Trying to clear up some of these inspection misgivings, multiple tests and methods have been developed to look for cracked heat exchangers. Visual inspections must be combined with other methods to confirm that there is or is not a crack in the heat exchanger. Depending on the type of heat exchanger, it is possible to miss up to 80 percent of cracks in the unit due to exchanger design and accessibility. When using a CO reading, it is imperative to remember that this number should be used to confirm a condemned furnace, not to prove that a unit is safe.
According to the Air-Conditioning and Refrigeration Institute (ARI) textbook, “If a leak is suspected in a heat exchanger, you must completely disassemble the heat exchanger, if necessary, to confirm that there is or is not a leak. Never allow a possibly leaking heat exchanger to remain in service.”

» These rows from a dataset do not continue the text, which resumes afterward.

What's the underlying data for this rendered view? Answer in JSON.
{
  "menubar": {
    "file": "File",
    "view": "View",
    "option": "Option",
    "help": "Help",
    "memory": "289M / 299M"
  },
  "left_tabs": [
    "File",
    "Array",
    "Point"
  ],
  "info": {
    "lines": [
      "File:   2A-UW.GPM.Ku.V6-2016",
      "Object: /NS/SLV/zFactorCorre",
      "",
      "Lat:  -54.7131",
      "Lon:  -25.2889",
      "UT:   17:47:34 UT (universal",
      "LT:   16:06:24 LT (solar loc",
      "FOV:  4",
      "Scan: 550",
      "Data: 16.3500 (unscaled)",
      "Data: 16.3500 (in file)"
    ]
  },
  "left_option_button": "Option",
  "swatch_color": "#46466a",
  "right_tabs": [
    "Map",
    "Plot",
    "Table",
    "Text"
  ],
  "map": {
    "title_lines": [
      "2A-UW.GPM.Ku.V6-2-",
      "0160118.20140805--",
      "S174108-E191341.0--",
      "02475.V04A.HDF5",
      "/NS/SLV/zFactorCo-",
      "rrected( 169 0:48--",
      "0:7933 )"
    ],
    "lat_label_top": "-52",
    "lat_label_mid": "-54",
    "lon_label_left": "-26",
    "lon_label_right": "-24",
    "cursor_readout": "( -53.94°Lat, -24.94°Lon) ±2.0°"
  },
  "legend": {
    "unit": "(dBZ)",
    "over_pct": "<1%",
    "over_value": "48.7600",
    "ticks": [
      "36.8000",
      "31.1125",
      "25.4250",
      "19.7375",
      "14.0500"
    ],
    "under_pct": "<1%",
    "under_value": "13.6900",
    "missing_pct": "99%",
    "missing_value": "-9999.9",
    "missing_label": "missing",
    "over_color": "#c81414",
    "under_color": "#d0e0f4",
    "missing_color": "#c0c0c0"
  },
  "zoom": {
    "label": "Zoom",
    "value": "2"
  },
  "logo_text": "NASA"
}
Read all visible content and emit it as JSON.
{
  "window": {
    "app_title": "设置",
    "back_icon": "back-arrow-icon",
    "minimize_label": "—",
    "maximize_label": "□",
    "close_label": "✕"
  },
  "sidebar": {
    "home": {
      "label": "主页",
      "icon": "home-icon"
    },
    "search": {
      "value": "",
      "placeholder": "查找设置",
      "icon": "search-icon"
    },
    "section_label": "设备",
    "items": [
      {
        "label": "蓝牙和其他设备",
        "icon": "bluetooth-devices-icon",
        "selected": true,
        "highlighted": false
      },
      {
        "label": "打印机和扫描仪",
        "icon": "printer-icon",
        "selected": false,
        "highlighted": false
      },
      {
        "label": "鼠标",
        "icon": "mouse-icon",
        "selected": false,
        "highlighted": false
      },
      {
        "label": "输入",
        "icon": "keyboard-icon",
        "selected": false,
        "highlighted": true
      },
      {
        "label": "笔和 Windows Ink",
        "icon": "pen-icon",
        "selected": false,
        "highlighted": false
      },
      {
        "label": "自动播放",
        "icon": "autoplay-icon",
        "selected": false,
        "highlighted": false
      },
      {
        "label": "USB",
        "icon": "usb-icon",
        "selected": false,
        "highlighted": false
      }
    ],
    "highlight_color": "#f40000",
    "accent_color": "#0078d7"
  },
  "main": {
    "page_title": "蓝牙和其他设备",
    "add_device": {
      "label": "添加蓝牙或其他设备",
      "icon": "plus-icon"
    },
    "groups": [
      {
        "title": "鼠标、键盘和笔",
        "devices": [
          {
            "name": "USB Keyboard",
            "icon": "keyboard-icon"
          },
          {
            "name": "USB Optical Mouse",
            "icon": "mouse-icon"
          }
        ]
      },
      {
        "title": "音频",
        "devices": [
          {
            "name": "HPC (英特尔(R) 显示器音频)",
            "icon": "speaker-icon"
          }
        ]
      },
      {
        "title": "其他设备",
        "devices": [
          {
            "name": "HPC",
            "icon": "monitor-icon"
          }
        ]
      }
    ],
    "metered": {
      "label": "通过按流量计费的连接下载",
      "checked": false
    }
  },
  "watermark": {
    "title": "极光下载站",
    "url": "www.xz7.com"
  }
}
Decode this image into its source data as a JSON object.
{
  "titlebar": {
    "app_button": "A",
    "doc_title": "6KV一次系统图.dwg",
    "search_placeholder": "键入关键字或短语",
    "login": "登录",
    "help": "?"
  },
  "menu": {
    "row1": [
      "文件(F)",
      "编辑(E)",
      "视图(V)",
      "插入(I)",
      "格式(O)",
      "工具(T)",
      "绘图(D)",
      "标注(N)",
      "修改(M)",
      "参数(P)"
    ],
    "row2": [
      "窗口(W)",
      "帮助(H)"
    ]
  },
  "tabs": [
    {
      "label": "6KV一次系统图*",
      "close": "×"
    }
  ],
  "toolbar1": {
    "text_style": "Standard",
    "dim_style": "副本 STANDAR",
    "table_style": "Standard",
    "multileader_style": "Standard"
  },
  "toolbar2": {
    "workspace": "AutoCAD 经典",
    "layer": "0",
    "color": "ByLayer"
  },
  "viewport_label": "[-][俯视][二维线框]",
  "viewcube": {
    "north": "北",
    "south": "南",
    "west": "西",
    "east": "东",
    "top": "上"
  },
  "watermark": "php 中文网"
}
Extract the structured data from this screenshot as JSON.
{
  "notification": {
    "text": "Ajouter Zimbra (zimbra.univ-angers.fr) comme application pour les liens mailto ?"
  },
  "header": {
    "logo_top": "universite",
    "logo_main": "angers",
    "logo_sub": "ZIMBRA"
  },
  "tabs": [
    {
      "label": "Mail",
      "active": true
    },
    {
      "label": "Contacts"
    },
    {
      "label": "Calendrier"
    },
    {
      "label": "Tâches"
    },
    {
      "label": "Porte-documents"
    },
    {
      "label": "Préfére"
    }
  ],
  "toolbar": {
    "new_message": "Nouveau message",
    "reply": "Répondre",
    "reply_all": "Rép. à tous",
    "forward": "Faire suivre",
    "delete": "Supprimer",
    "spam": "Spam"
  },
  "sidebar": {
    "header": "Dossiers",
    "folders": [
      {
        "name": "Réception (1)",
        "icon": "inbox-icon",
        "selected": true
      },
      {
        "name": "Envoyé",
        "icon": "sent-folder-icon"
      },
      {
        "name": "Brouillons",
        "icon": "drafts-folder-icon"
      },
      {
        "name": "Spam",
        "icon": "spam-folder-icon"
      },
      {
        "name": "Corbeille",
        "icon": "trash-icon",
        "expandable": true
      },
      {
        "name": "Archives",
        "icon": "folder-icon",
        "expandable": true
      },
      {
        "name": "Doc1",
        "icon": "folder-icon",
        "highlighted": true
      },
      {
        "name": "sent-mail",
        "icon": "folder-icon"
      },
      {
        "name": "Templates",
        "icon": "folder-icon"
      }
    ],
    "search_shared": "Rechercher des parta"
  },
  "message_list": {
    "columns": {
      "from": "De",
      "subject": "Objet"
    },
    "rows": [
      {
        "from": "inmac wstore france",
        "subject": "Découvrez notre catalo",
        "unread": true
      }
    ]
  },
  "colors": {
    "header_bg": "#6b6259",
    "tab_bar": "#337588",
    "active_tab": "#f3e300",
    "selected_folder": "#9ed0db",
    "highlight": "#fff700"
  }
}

“If in doubt, change it out,” said Larry Jeffus, author and HVACR consultant.
Education is the solution to this dangerous heat exchanger puzzle and volatile home inspector, HVAC technician relationship. Service technicians must spend time investigating and understanding what is and is not safe. They should also be aware of what home inspectors actually inspect. Home inspectors should watch for visible, tell tale signals, document them carefully, and advise customers to seek the assistance of a professional HVAC technician.
What does a functional and healthy home inspector and HVAC service technician relationship look like? Here is an example, found at the earlier referenced home inspector national association Web page, of an actual home inspector and service technician working to solve a potential hazard and provide safe home heating.
“I [the home inspector] inspected a furnace and later received a call from the owner that this furnace had been ‘red tagged’ due to a cracked heat exchanger. Previously, I had inspected the furnace as thoroughly as I knew possible. In my report, I stated that the furnace was old and that we are unable to determine the life remaining. The problem is that the homeowner claimed that I should cover the cost to replace the furnace. The owner has since contacted a reputable HVAC technician. The technician installed a new furnace right away, and told the client that I did all I can and that there was no way of determining when the furnace would fail. The clients then contacted their real estate agent and told him that they should have read the signals and replaced the furnace upon moving in, and that in fact, the report indicated that the furnace was old.”
Working together is important for both industries’ images, and customer safety. Instead of fighting each other over a low wall, the home inspector and the HVAC technician accomplished customer safety and satisfaction without damaging anyone’s reputation.
Not all home inspectors are oblivious, and not all HVAC contractors are out to make a fast buck. It is about time the two set some standards and play like a team. Who knows, it might just save someone’s life.
Publication date: 03/05/2007